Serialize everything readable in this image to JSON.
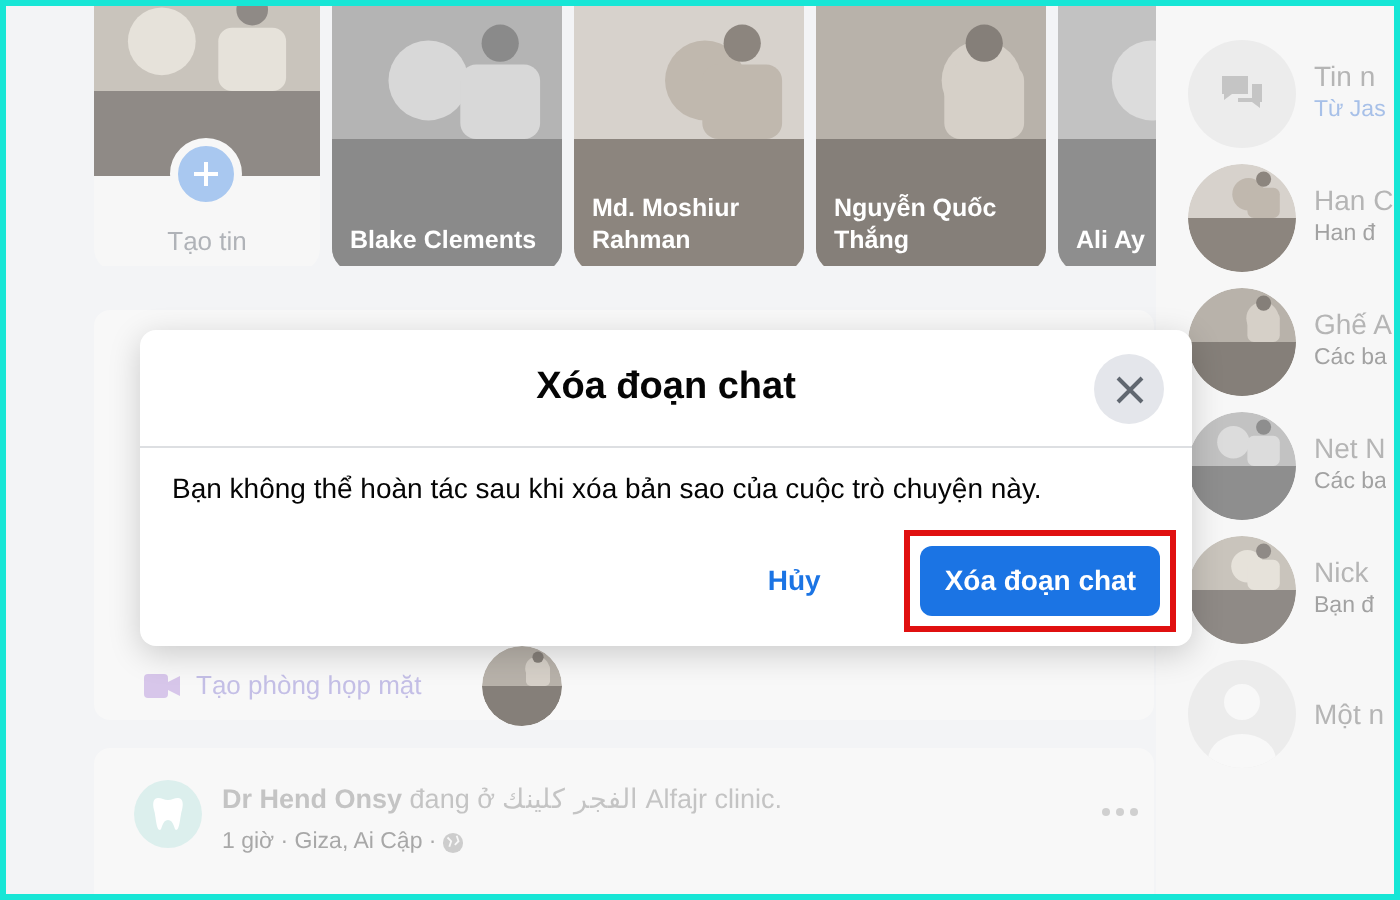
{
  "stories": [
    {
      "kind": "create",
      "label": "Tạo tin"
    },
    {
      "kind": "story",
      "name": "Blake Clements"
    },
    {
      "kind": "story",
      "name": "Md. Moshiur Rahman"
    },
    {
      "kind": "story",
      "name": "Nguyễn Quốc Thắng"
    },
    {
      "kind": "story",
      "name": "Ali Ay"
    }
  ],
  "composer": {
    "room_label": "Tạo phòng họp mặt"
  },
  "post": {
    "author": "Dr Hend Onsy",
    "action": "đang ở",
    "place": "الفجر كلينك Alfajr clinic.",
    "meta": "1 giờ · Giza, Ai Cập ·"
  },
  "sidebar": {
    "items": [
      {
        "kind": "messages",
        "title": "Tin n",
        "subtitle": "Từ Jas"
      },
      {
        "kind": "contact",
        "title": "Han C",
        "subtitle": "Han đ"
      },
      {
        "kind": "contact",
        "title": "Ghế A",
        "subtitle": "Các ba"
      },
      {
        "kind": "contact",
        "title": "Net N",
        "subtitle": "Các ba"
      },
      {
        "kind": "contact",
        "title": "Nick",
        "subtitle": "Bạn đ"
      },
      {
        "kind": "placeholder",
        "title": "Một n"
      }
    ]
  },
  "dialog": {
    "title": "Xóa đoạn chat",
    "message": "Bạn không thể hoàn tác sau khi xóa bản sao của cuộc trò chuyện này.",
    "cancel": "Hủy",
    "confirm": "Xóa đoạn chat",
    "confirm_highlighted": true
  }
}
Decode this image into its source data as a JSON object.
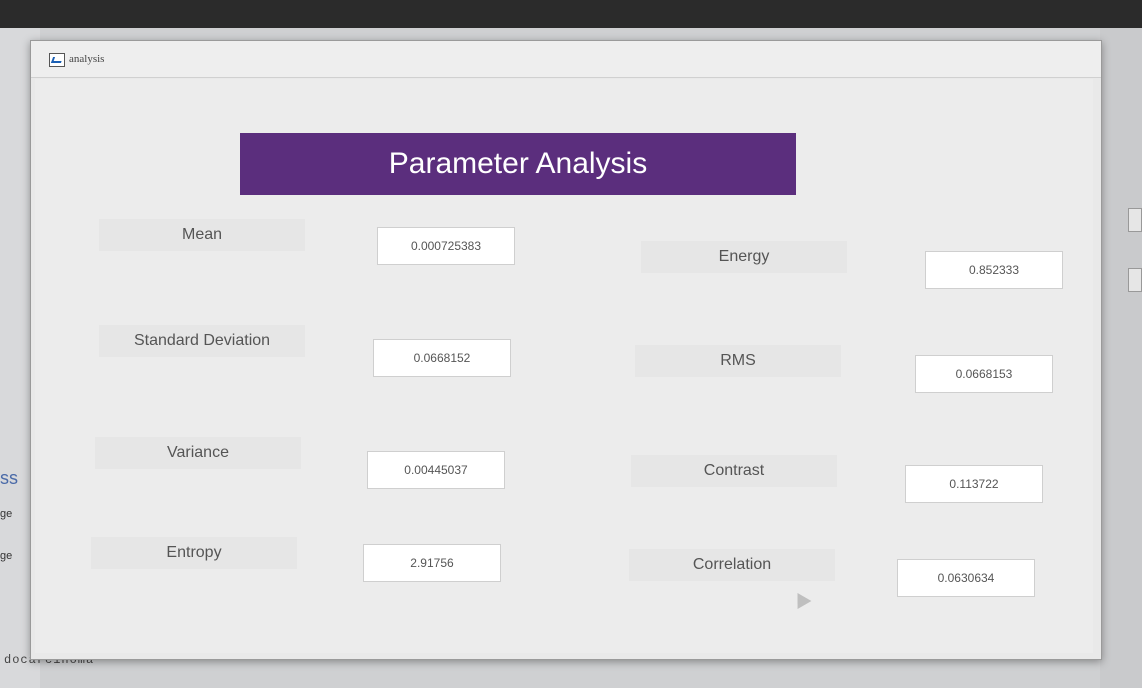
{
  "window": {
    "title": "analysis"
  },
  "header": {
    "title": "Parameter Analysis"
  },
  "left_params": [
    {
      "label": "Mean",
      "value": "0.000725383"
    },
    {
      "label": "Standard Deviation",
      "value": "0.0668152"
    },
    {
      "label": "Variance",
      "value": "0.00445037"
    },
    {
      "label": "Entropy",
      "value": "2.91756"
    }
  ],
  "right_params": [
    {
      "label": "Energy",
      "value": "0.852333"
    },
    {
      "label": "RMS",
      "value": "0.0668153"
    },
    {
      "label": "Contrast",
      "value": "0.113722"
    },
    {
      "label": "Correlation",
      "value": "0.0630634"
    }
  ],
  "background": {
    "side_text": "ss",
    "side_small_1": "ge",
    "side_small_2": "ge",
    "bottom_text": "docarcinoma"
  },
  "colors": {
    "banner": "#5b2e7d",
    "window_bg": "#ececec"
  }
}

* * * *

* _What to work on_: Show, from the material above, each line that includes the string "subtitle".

* _Response to the exercise_:
        "subtitle": "Từ Jas"
        "subtitle": "Han đ"
        "subtitle": "Các ba"
        "subtitle": "Các ba"
        "subtitle": "Bạn đ"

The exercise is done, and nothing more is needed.